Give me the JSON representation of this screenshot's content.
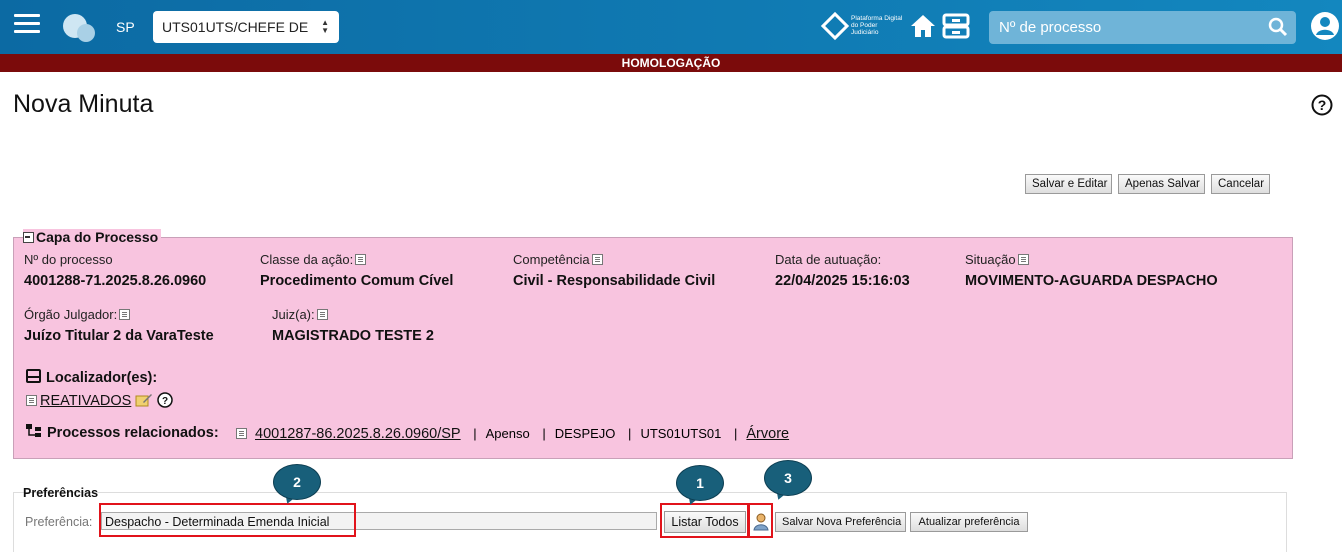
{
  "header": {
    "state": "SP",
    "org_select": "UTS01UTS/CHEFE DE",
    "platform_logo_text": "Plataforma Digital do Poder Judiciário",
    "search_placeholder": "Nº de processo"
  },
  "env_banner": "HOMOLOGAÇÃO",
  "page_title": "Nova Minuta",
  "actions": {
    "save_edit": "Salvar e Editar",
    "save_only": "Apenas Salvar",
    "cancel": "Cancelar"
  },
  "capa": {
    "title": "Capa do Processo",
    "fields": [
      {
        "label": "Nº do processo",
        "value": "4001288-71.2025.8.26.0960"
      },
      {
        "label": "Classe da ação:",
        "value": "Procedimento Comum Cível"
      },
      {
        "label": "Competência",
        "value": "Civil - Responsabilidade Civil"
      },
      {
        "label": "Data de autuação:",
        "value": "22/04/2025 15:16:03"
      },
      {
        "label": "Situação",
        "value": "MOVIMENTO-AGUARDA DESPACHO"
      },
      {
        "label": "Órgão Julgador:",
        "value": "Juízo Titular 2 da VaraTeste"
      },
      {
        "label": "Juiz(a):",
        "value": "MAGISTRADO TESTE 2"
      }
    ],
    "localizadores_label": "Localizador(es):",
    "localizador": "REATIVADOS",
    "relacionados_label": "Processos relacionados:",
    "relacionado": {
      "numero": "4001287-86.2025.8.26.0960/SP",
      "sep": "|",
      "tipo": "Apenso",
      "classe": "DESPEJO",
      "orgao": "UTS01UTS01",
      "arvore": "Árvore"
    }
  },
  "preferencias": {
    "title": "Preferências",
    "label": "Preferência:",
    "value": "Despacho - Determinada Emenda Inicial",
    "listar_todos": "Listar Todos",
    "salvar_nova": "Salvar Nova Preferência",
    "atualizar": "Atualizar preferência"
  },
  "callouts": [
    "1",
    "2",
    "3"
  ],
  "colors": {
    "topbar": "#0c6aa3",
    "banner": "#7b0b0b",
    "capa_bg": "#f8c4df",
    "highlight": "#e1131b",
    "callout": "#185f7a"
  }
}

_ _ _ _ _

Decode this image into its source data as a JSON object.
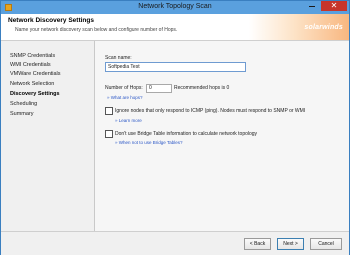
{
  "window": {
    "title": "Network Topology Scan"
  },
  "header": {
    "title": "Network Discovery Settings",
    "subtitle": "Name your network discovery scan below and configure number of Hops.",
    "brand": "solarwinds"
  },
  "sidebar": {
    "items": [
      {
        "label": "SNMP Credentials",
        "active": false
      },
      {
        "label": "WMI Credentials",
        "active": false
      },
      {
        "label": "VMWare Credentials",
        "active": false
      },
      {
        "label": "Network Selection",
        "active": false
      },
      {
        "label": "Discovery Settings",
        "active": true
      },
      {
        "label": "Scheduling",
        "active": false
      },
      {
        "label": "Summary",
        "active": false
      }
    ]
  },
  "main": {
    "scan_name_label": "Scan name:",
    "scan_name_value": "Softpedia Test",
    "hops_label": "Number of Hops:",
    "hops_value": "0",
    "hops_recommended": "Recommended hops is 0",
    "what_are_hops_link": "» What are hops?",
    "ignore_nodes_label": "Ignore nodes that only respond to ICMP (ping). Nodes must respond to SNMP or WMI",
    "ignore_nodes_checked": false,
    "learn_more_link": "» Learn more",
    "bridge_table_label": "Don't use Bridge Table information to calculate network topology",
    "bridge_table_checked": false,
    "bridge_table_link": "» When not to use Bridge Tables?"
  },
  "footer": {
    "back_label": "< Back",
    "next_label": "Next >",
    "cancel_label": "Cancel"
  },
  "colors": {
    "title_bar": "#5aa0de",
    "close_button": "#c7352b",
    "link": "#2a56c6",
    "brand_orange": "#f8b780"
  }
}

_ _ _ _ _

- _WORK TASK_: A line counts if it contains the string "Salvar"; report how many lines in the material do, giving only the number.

- _EXERCISE RESPONSE_: 3